LISTED RECORDS:
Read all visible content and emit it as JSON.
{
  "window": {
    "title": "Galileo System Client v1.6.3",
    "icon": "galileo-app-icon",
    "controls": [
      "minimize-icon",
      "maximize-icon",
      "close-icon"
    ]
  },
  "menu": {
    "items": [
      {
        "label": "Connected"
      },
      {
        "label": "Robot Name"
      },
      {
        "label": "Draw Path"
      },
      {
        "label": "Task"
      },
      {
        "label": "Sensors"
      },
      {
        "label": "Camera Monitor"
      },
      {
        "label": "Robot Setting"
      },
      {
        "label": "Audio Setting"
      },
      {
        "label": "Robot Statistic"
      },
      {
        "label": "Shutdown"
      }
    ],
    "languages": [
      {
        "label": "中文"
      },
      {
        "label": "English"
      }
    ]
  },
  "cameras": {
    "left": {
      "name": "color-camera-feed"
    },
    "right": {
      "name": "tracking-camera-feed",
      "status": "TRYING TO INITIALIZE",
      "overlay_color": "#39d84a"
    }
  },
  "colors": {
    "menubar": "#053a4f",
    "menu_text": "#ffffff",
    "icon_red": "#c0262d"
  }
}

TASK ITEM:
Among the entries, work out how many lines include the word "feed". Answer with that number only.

REPLY:
2